Task: Look through the records, and whenever a line includes the word "text", copy it.
● ● ● ● ● ● ●
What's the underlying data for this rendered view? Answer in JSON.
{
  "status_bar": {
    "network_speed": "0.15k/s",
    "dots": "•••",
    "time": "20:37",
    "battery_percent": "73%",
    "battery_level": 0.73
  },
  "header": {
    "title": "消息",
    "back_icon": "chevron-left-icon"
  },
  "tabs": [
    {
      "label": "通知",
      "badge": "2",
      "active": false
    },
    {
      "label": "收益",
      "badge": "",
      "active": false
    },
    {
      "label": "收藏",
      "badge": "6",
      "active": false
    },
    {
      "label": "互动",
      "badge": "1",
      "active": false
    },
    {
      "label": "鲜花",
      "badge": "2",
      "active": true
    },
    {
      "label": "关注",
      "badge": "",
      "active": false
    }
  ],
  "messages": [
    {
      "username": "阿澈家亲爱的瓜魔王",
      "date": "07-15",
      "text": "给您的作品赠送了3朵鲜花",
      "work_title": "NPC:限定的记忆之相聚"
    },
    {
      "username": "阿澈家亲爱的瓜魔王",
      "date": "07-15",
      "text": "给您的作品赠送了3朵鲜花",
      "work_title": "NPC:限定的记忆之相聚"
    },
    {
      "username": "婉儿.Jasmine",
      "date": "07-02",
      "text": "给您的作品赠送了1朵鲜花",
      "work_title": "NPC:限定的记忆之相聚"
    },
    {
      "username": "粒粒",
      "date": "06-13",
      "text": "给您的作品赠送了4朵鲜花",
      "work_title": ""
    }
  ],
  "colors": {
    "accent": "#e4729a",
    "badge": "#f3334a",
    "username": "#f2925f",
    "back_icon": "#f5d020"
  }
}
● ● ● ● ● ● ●
Result:
      "text": "给您的作品赠送了3朵鲜花",
      "text": "给您的作品赠送了3朵鲜花",
      "text": "给您的作品赠送了1朵鲜花",
      "text": "给您的作品赠送了4朵鲜花",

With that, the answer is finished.